=== Begin Enclosure ===

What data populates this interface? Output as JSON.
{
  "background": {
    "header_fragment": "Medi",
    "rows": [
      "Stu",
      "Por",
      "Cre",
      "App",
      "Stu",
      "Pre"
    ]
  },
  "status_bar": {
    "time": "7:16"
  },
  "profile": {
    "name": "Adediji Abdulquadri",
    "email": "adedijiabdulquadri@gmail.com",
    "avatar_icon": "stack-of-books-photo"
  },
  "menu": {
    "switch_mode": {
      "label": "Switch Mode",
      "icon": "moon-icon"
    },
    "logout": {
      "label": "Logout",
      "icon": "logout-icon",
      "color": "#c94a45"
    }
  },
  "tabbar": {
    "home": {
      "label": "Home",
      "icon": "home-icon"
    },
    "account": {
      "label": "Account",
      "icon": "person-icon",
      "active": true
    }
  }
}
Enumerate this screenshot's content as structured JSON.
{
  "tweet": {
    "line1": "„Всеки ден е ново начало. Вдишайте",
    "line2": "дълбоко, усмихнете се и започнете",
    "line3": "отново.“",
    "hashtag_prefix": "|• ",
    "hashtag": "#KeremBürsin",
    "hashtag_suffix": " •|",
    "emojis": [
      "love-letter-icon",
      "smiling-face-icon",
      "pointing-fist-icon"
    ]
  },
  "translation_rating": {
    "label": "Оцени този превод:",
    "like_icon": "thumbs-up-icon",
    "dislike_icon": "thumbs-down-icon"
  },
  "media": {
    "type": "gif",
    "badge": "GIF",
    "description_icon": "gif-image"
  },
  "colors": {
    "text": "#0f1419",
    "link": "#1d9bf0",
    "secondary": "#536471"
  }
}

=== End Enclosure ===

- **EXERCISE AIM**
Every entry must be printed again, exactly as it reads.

- **TASK SOLUTION**
What data populates this interface? Output as JSON.
{
  "background": {
    "header_fragment": "Medi",
    "rows": [
      "Stu",
      "Por",
      "Cre",
      "App",
      "Stu",
      "Pre"
    ]
  },
  "status_bar": {
    "time": "7:16"
  },
  "profile": {
    "name": "Adediji Abdulquadri",
    "email": "adedijiabdulquadri@gmail.com",
    "avatar_icon": "stack-of-books-photo"
  },
  "menu": {
    "switch_mode": {
      "label": "Switch Mode",
      "icon": "moon-icon"
    },
    "logout": {
      "label": "Logout",
      "icon": "logout-icon",
      "color": "#c94a45"
    }
  },
  "tabbar": {
    "home": {
      "label": "Home",
      "icon": "home-icon"
    },
    "account": {
      "label": "Account",
      "icon": "person-icon",
      "active": true
    }
  }
}
Enumerate this screenshot's content as structured JSON.
{
  "tweet": {
    "line1": "„Всеки ден е ново начало. Вдишайте",
    "line2": "дълбоко, усмихнете се и започнете",
    "line3": "отново.“",
    "hashtag_prefix": "|• ",
    "hashtag": "#KeremBürsin",
    "hashtag_suffix": " •|",
    "emojis": [
      "love-letter-icon",
      "smiling-face-icon",
      "pointing-fist-icon"
    ]
  },
  "translation_rating": {
    "label": "Оцени този превод:",
    "like_icon": "thumbs-up-icon",
    "dislike_icon": "thumbs-down-icon"
  },
  "media": {
    "type": "gif",
    "badge": "GIF",
    "description_icon": "gif-image"
  },
  "colors": {
    "text": "#0f1419",
    "link": "#1d9bf0",
    "secondary": "#536471"
  }
}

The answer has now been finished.